** Opening Exercise data block **

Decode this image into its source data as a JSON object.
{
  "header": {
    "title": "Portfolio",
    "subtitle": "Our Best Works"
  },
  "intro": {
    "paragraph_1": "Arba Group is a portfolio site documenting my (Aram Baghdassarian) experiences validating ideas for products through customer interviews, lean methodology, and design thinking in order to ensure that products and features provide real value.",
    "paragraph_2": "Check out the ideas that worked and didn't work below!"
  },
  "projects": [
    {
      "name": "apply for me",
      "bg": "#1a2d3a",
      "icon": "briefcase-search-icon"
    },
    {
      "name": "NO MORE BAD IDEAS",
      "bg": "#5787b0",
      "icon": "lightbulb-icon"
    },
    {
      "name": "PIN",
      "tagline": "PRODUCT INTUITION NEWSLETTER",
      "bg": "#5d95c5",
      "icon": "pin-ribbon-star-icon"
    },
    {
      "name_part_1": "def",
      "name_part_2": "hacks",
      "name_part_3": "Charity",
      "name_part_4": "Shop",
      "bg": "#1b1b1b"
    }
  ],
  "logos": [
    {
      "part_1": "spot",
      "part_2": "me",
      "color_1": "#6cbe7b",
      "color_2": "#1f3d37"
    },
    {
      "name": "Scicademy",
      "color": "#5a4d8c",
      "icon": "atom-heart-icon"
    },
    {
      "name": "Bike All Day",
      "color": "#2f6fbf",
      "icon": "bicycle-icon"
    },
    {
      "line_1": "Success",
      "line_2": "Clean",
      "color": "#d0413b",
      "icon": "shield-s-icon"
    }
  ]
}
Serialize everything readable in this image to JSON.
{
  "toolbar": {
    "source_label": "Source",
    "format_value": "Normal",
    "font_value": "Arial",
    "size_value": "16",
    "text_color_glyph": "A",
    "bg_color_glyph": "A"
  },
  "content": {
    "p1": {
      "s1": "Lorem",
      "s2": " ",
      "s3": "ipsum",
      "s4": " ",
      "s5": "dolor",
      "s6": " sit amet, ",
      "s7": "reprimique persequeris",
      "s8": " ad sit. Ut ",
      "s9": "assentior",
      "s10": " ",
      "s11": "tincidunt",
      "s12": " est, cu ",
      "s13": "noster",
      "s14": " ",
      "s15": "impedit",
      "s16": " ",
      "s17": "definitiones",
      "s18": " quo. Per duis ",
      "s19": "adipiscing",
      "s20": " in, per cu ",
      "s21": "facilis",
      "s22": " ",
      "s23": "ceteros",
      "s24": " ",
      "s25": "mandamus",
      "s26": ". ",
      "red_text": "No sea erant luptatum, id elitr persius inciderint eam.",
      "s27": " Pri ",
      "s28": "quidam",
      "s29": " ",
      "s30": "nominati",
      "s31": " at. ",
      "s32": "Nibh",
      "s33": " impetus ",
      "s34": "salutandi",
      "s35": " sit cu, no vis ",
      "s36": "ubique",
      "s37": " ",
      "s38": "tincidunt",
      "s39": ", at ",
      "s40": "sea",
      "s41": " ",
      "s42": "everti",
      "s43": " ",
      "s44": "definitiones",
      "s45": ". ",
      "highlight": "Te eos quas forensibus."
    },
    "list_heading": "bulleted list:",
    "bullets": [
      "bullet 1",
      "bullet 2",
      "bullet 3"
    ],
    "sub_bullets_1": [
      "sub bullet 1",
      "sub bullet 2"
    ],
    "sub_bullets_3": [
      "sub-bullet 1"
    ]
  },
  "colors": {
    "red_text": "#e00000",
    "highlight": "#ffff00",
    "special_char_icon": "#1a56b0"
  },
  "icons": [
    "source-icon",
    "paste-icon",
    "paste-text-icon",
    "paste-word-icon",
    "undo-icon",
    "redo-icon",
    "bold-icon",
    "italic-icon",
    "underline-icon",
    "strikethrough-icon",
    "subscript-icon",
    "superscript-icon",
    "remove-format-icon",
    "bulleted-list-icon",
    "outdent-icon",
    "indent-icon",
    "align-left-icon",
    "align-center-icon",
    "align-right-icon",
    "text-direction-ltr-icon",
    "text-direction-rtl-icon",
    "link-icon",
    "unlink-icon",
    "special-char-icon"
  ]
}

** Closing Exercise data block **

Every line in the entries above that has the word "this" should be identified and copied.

Decode this image into its source data as a JSON object.
Serialize everything readable in this image to JSON.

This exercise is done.